The methods and language of the drug industry can be quite curious; despite the fact that all medications, prescription or otherwise, are in fact drugs, it seems to try to separate “medication” from “drug.” As such, the regulation of medications by the FDA is often ambiguous and confusing, and the language used can be misleading for consumers. For example, amphetamines are under the same class of drug cocaine and methamphetamine is under. Amphetamines is a stimulant that has been the traditional medication for treating ADHD, but under the familiar brand name of Adderall. This is one of many marketing strategies used by the drug industry, and ever present in the media.
In recent years, there has been a sharp increase in ADHD prescriptions for not just children, but also for adults. By 2012, there were nearly 16 million monthly prescriptions for people aged 20-39. This phenomenon has been fueled by the drug industry pushing for more prescriptions, resulting in media influences present in advertisements and articles suggesting not only that restless children should be on Adderall, but also cultivating a wide spread notion that possible symptoms should be treated right away to prevent further mental health problems.

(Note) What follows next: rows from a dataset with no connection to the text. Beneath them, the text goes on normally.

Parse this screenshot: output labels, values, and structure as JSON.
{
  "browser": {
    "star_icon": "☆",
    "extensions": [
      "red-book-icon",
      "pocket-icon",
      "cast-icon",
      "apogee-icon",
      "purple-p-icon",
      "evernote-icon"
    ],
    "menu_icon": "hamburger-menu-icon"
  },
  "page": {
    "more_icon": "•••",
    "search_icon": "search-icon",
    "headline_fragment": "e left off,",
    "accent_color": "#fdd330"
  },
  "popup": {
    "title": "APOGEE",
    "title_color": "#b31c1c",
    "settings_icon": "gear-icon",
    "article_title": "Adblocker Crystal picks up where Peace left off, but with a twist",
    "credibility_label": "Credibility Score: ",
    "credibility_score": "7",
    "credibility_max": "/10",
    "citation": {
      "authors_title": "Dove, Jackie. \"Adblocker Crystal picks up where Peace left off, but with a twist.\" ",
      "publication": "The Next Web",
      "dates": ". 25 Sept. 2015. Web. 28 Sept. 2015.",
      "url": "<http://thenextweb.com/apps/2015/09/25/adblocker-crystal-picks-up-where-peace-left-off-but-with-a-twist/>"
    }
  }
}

There has been an increasing concern in the medical community that ADHD is over diagnosed, and that pressure from concerned parents combined with brief and superficial assessments are likely to lead some children receiving inappropriate prescriptions. Many of these prescriptions are allegedly “new” drugs under different names that drug companies market despite the compounds in the drug being the same, and often these new drugs are not even FDA approved, as the video below explains.
Ritalin, Concerta and Modafinal (which are also amphetamines, like Adderall) are examples of this marketing scheme, and it is clearly working. During the 1990s, there was a 700% increase in the use of psychostimulants, with the United States consuming 90% of the world’s supply of the drugs. This begs the question, is ADHD overdiagnosed in the US? Why aren’t other countries exhibiting proportionate amounts of ADHD diagnoses? The symptoms of ADHD can easily be seen in toddlers; children are known for their short attention spans and restlessness. But the marketing of ADHD medications in popular sources of media (i.e. commercials and magazine ads) have led parents to believe that something is wrong with their child.
Further, although behavioral literature shows that stimulants can help improve sustained attention, they may also impair performance of tasks that require adaptation, flexibility, and planning. Other adverse effects include increased heart rate, insomnia, and anorexia. The anorexic effects of amphetamines are especially problematic in a population of young children that require adequate levels of nutrition.
Adderall and other amphetamines used for medical purposes and treatments should be fully disclosed as a drug, not a cure – and should be treated as such. Prescribed medication can induce positive behavior effects, but also come with other dangerous effects like any other drug. The media plays a significant role in perpetrating a fragmented image of medications to a society who buys into the industry, influenced by fear and fragmented information.